EXERCISE REQUIREMENTS: Search the records below for the string "title" and report only the number of lines that contain it.

============================================================

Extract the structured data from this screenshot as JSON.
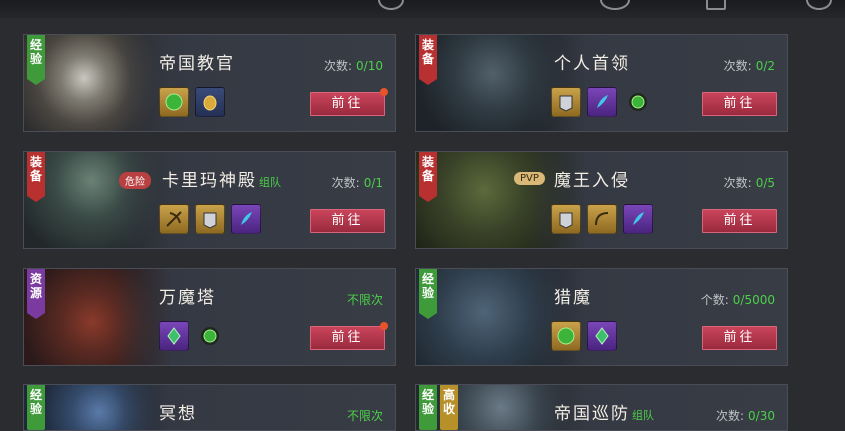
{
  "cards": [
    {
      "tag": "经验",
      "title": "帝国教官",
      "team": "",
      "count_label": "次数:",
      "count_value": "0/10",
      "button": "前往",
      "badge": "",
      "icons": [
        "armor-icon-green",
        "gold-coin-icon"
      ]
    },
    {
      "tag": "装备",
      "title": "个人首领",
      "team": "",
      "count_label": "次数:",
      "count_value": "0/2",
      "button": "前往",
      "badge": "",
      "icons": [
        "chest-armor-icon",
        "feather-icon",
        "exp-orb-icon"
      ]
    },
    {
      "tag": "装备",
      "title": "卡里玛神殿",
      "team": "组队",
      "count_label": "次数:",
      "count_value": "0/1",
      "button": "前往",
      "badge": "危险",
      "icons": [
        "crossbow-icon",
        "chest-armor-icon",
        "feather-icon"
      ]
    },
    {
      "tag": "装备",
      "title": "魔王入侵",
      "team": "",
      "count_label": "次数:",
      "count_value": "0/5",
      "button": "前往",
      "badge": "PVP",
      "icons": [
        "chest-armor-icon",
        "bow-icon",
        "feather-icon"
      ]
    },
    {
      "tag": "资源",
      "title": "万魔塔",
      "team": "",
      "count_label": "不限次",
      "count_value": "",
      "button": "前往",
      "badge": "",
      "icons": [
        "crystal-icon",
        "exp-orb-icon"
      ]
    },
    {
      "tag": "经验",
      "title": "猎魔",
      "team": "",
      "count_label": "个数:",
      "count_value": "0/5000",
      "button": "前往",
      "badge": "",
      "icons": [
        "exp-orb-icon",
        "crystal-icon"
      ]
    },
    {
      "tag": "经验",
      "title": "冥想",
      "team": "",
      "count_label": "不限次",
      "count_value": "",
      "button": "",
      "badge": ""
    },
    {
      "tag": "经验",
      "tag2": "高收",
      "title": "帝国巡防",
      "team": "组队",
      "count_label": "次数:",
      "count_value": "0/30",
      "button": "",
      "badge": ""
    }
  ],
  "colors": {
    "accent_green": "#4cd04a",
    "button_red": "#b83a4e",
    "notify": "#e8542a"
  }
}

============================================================

ANSWER BOX: 8